BEGIN Data to examine

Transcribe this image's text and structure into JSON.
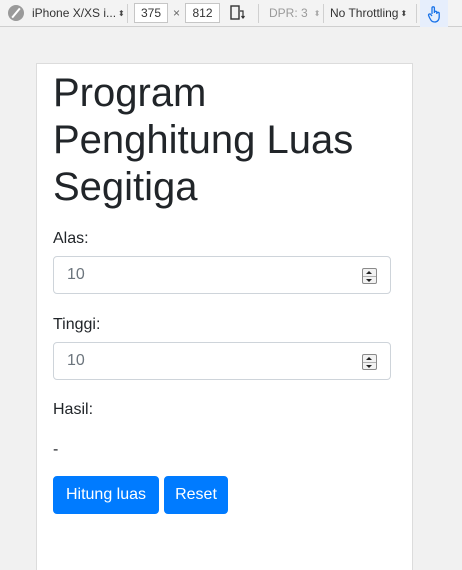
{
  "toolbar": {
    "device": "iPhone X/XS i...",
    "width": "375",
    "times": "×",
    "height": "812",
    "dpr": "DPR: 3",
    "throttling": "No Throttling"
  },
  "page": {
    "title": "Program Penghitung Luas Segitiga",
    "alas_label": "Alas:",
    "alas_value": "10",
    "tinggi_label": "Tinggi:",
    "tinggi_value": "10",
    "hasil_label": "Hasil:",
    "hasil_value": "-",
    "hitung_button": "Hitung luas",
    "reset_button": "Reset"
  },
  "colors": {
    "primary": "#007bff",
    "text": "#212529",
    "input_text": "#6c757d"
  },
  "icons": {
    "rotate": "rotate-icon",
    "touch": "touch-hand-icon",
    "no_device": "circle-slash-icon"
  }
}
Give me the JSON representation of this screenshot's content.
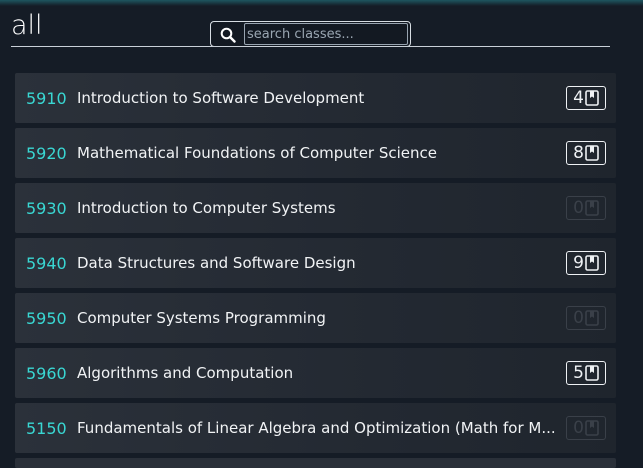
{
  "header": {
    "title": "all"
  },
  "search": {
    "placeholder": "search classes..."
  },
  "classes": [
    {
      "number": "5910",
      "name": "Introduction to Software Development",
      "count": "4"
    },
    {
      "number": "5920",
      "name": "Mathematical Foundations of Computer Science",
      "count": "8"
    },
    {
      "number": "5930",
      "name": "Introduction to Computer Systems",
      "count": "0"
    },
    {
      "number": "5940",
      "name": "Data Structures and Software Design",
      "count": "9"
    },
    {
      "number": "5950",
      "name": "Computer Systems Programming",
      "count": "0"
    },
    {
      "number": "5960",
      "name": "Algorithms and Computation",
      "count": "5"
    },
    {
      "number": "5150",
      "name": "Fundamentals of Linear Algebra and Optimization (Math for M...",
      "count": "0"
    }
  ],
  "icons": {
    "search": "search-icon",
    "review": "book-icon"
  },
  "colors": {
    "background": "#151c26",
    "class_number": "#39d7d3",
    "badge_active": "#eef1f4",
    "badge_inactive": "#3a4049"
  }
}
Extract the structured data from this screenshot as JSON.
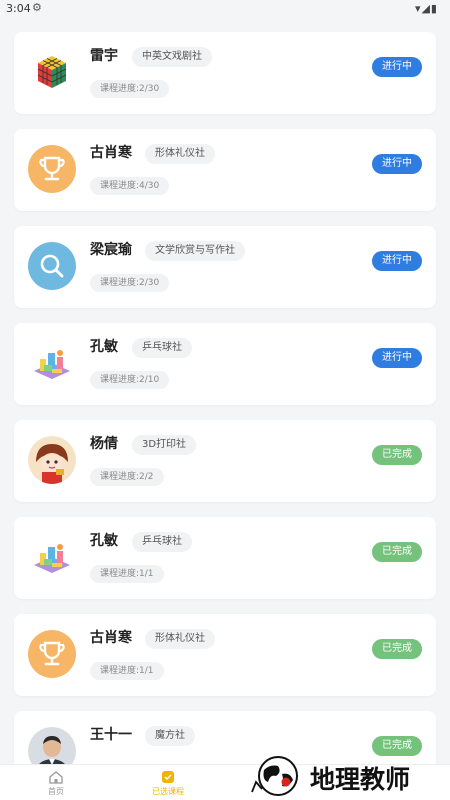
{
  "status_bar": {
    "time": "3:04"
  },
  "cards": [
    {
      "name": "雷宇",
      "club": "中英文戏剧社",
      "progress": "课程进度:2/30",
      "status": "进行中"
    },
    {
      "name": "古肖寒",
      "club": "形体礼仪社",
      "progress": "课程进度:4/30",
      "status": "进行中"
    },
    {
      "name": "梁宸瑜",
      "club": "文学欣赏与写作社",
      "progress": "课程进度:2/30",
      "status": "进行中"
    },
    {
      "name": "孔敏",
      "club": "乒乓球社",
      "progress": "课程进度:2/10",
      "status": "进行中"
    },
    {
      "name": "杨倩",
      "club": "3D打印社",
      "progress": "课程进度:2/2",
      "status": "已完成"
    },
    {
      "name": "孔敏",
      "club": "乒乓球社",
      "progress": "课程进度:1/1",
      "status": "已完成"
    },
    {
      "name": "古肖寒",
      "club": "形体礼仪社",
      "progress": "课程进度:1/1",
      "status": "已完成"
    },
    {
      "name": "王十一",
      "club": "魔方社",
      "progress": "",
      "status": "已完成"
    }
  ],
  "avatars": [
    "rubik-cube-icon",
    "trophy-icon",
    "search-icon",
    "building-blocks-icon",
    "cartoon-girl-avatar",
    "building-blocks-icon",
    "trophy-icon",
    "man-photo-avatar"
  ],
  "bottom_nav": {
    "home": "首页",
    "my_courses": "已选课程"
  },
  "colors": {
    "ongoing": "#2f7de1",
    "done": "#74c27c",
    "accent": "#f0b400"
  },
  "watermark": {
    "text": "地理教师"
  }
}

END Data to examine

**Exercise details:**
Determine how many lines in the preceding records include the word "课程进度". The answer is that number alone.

**Solution:**
7